This morning, I sat in a session at the Verge Conference, and listened to a woman named Jo Saxon speak.
Five minutes into her talk I felt a weird tugging in my heart. Her voice was familiar to me; not like, I‘ve heard her speak before, but kind of like did I know her in another life? She felt…dear to me; precious somehow.
And then I felt a suspicion creeping into my heart: is it possible?
Is it possible that the woman I wrote this story about TEN YEARS AGO, is Jo Saxton?
In 2003 I sat at my computer and wrote these words:
Soul Survivor was horrible for me. It just seemed kind of boring and intimidating and crazy. It just frustrated me, and made me weirdly resentful.
I sat there while those around me flung their arms in the air during the final Saturday night’s opening worship session. I sat there and wondered if I was the only one troubled by the inconsistencies in their version of God. This Christian God, who was supposed to be all about love, but sent people to Hell.
Pride is something that often gets on top of me, but I remember in that moment, during that night of worship, being consumed to the point that I thought I might have to leave the tent. I didn’t leave though. I sat there until the worship ended, and then a woman* got up to speak.
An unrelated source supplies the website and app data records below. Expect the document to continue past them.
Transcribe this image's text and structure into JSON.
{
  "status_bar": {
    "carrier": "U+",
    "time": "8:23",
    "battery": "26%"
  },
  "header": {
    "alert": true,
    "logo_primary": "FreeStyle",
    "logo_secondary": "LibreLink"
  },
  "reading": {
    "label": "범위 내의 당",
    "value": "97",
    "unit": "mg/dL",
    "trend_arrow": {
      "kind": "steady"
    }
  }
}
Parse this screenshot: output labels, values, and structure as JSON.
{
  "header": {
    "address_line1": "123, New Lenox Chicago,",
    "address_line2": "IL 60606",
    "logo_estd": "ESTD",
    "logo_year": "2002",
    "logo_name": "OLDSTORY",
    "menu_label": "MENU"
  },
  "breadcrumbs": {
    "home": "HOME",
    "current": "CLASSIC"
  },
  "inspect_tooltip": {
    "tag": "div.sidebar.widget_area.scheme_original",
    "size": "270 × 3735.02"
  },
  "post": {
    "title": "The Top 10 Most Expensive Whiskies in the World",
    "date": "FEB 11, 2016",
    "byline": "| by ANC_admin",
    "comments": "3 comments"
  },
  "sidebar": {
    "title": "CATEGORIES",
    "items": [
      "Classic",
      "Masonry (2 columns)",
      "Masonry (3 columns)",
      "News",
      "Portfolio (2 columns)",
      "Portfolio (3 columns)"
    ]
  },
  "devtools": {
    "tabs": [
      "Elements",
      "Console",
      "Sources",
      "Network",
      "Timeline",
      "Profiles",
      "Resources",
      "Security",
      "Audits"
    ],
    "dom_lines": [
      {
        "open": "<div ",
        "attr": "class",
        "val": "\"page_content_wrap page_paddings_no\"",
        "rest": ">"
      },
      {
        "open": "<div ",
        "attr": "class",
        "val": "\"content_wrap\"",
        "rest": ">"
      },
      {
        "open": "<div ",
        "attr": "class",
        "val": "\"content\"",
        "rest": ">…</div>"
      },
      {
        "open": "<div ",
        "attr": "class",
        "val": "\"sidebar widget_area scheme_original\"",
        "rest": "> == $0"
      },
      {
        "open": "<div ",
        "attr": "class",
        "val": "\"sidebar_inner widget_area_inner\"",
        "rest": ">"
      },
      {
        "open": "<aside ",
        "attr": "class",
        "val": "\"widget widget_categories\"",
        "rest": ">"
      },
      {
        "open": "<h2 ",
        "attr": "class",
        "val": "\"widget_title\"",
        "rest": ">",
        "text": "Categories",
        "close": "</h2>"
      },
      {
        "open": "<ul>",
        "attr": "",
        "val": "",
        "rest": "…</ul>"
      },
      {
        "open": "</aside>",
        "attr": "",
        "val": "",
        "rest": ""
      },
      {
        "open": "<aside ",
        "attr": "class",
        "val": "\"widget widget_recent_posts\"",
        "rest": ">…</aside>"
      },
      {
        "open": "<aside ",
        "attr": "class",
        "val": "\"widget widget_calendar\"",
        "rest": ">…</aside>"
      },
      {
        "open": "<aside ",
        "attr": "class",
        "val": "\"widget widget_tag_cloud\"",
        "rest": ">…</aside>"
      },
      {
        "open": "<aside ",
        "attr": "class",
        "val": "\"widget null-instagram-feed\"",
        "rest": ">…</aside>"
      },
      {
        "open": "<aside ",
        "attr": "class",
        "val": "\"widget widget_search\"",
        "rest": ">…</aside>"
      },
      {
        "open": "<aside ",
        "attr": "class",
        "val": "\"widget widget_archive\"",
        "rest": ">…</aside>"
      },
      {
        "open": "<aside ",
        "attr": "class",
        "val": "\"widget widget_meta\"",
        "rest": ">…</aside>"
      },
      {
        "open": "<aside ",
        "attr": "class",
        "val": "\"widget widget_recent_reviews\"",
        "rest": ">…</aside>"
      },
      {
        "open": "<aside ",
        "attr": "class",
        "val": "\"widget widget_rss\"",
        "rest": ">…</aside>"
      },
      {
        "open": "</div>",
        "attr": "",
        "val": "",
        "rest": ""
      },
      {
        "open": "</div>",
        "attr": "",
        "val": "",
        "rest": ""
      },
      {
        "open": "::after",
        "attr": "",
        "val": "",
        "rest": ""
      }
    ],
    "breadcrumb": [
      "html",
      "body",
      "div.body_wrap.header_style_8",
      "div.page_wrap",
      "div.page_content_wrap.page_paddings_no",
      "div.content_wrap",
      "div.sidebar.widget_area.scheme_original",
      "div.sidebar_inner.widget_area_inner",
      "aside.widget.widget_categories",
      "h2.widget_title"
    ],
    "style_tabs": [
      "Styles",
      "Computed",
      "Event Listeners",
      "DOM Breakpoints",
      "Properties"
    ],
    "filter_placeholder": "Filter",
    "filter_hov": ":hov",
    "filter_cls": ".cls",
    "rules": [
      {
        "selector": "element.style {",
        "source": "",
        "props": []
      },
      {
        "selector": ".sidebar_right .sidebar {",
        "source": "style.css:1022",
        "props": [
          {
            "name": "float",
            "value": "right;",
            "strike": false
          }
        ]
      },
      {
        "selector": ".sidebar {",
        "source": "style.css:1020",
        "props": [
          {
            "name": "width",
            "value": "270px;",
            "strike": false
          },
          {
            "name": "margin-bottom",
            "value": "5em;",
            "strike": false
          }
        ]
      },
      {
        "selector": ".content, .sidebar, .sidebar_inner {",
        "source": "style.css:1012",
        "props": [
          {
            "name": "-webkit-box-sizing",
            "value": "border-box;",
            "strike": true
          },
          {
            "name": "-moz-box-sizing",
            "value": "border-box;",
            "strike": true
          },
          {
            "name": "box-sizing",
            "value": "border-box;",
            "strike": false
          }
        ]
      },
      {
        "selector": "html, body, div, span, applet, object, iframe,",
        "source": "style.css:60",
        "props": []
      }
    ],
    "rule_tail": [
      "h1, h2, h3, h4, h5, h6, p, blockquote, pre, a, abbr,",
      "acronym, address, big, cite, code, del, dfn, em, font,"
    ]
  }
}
She talked about her father.
She talked about how he had left when she was a teenager and she had never realized how really angry she was with him until one day she was shopping for a car, and felt overwhelmed, and suddenly felt consumed with anger at her father’s absence. He was supposed to be there; he was supposed to talk her through this process and joke and help and teach. She exploded with the pain and grief and worthlessness that stems from feeling unloved.
After this happened, she sat down before God and poured out all the issues she had. She said that she did this, not because she wanted to forgive or forget, but because Jesus had offered to carry them for her. So, she didn’t have to forget or pretend her dad never hurt her; she just had to realize that someone was holding her up with a love that made her whole.
Now, I’m not a big ‘issues with my father’ kind of girl. I’m sure you think otherwise at this point, but I can only assure you that I’m pretty honest about how I feel. I’m certainly the first to tell a sob story when I have the chance. In all my drunken nights before Jesus, in all my emotional times, never once was the subject of my tears or talks among my closest friends related to my father.
So this night, I remember thinking that’s really sad. Poor girl. Then Mike Pilavachi came forward, inviting those who needed healing to stand up.
I remember feeling almost embarrassed for those people standing in front of everyone. They stood up, not with some great talent to show off, or some great trick to perform, but with nothing but their pain to make them worthy of this humiliating honor.
And then I was standing too.
I remember looking at my friend Leanne, and I don’t know if my face looked anything like hers, but she looked completely confused. Like, what are you doing? And I know that’s how I felt. I don’t know how I looked.
I remember just standing there.
Leanne stood up and took my hand. She squeezed. I don’t know if I was crying then, but within moments I was sobbing. Shaking, from my soul, and dying but being born, if that makes any sense.
To be honest, I don’t expect it to. It doesn’t really make sense to me either.
It went on for hours. I cried. People, strangers, prayed around and over me as if they cared, as if they knew every moment of my life, and as if they loved every particle of who I was.
I didn’t know I was broken. But when I went to sleep that night. I shut my eyes, and I felt healed.
I was healed.
When people ask me how I became a Christian I have no qualms telling them the lead up to that night. But, I don’t really ever talk about that moment. I guess I don’t really know what to say. It doesn’t make any sense. I didn’t come out of that night and praise God with all my heart. I didn’t attribute any healing to him. I just went back to the tent and went to sleep.
Once I stopped being prayed for, I stopped crying, and I didn’t cry again over my father for a long time.
I don’t know what happened that night. I don’t think of it as my conversion. I was just breaking, and I wanted to be held.
It’s strange. It’s really strange. I feel like I started writing about it because I thought by the time I got to this point I’d have some amazing truth to offer about how that moment changed me, but I don’t. I don’t understand and I wish I did. I do believe that was the first time I surrendered to Christ; the first time I accepted His help knowingly.
Tomorrow I’m speaking at Verge.
I’m a part of this Conference because the man who runs it asked me to come and work for him 6 years ago this September. Because I served in his church. Because I came to Austin a year after I became a Christian and wrote the story about the woman whose name I never knew until today.
Guys. God is writing stories. Big ones through small ones.
Today was one of those days where he pulled back the curtain and let me see how very sovereign and glorious He really is.